* _Try it_: Scan the material for the word "supported", then return every line where it appears.

* _Records supplied_:
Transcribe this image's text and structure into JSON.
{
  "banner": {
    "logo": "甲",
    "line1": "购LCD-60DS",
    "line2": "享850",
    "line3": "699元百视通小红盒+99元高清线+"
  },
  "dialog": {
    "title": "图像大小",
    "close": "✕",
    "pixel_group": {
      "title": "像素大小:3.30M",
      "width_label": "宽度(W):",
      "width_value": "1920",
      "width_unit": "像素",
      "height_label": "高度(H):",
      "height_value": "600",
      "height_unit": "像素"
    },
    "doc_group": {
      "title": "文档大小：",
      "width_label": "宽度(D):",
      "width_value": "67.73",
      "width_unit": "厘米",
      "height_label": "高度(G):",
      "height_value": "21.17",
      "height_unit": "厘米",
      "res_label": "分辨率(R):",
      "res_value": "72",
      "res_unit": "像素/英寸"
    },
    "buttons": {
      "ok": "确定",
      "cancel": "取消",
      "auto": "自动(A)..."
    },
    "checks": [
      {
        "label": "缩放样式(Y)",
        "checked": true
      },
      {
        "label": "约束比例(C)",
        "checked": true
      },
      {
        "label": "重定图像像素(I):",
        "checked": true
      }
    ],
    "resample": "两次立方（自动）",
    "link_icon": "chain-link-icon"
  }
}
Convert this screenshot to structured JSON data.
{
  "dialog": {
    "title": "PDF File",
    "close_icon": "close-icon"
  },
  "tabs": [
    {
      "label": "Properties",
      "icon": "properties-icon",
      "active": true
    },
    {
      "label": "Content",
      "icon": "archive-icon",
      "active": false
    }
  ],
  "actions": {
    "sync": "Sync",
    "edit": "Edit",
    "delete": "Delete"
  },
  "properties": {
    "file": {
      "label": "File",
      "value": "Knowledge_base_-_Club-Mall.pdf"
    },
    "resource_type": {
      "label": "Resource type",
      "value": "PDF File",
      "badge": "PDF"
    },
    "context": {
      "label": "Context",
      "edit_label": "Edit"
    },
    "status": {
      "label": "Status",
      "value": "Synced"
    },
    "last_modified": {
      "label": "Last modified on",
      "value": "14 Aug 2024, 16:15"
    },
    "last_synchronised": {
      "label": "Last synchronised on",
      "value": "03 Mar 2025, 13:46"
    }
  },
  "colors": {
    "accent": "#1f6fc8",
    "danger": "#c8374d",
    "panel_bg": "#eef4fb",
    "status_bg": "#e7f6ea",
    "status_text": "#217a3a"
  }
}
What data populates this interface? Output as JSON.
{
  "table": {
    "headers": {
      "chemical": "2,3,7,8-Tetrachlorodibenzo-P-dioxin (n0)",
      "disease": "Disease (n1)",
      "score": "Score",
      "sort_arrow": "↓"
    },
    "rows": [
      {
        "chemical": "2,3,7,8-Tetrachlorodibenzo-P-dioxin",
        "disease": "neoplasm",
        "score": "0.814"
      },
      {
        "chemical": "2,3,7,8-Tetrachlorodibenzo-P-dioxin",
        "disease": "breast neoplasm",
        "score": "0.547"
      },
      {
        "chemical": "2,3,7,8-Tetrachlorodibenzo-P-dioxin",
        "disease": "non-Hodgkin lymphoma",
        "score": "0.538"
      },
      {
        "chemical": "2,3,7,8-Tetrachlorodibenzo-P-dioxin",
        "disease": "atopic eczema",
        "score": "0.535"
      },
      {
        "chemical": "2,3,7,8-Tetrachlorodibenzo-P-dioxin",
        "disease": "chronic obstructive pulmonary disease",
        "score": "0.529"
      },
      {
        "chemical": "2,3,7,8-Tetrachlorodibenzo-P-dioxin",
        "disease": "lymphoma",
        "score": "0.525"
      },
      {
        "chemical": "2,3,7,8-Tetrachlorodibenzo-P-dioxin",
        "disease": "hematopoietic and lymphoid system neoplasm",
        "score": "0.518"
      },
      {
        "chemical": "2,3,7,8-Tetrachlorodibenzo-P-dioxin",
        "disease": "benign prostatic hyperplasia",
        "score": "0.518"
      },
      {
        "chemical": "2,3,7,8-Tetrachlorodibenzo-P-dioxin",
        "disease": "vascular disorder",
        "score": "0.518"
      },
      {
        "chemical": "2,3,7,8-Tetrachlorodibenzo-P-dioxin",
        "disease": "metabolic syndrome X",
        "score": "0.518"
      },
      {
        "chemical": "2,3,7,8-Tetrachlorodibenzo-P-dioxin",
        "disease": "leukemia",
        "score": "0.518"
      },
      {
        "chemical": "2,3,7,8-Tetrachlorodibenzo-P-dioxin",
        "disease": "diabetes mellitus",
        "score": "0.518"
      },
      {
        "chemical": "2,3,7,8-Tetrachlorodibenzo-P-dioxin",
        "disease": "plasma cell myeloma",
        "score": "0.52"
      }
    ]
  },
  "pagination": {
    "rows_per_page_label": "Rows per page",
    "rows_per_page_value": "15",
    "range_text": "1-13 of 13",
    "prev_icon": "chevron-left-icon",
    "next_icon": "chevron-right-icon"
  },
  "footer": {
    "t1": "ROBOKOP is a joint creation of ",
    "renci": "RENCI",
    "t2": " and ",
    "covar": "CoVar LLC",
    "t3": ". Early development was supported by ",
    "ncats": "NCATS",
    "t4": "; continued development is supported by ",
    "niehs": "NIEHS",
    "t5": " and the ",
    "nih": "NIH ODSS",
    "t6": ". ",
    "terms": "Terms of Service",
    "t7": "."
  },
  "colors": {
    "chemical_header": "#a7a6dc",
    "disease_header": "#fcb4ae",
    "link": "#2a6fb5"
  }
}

* _Answer to the problem_:
    "t3": ". Early development was supported by ",
    "t4": "; continued development is supported by ",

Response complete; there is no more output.